Cameron-Pace Group (Burbank, CA, USA) marked an historic day for 3D television at the X Games, on January, 26, 2013 where ten hours of live 3D broadcasts were produced in a single day, all of which were serviced by CPG. They provided a crew and 30 stereoscopic 3D rigs to cover six hours of live X Games events and nine additional rigs and crew to cover four hours of College Gameday live basketball.
Minhirig, a 3D Mirror rig for GoPRO cameras
Minhirig (Nogent sur Seine, France) is offering a very small and very light (2 pounds or 1Kg) 3D stereoscopic beam splitter rig for small form-factor cameras, including GoPROs, Toshiba IK HD1, IOI Flare and others. Convergence and interocular (1 to 45 mm) are manullay adjustable.
How to Synchronise Multiple GoPRO Hero2 Cameras for Multiview Shoots
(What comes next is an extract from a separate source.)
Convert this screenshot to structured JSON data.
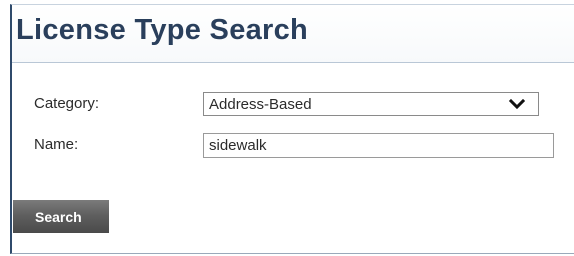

Using multiple GoPRO cameras for stereoscopic or multiview shooting seems easier than ever when using the WiFi pbackpack option. Up to 50 cameras can be commanded from a single remote control (same model and same config required however).
Samsung First Single-lens 3D Camera
The Samsung NX300 45mm F1.8 2D/3D lens is claimed to be the world’s first one-lens 3D system, capable of capturing both stills and 1080p Full HD video in perfect 3D quality (). Offering 20 megapixels (5472x3648 pixels) and a 3.31" (84 mm) display, the NX300 is 3D enabled thanks to a new specific 45mm 2D/3D lens pictured here under.
The NX300 once again raises the bar for compact system cameras (CSC), delivering an outstanding combination of features, functionality and style for perfect shooting in every moment. Samsung also announces the new NX 45mm F1.8 2D/3D lens, the first one-lens 3D system capable of capturing both still images and full HD movies in perfect 3D quality.
Is 120 fps the future of 3D shooting?
Even if proejction of 3D movies will stick to 60 frames/second per eye in the foreseable future, there exist many sound reasins to shoot all 3D movies (and 2D ones too) in 120 fps. The main reason is of course the ease of downconversion to various other 'legacy' frame rates such as 24 fps (for cinema), and 60 Hz (for Blu-ray).
Details of the discussion between Studiodaily and Dr. Siegfried Foessel (pictured here under), head of the Moving Picture Technologies department at the Fraunhofer Institute for Integrated Circuits (IIS) in Germany are available in this interview.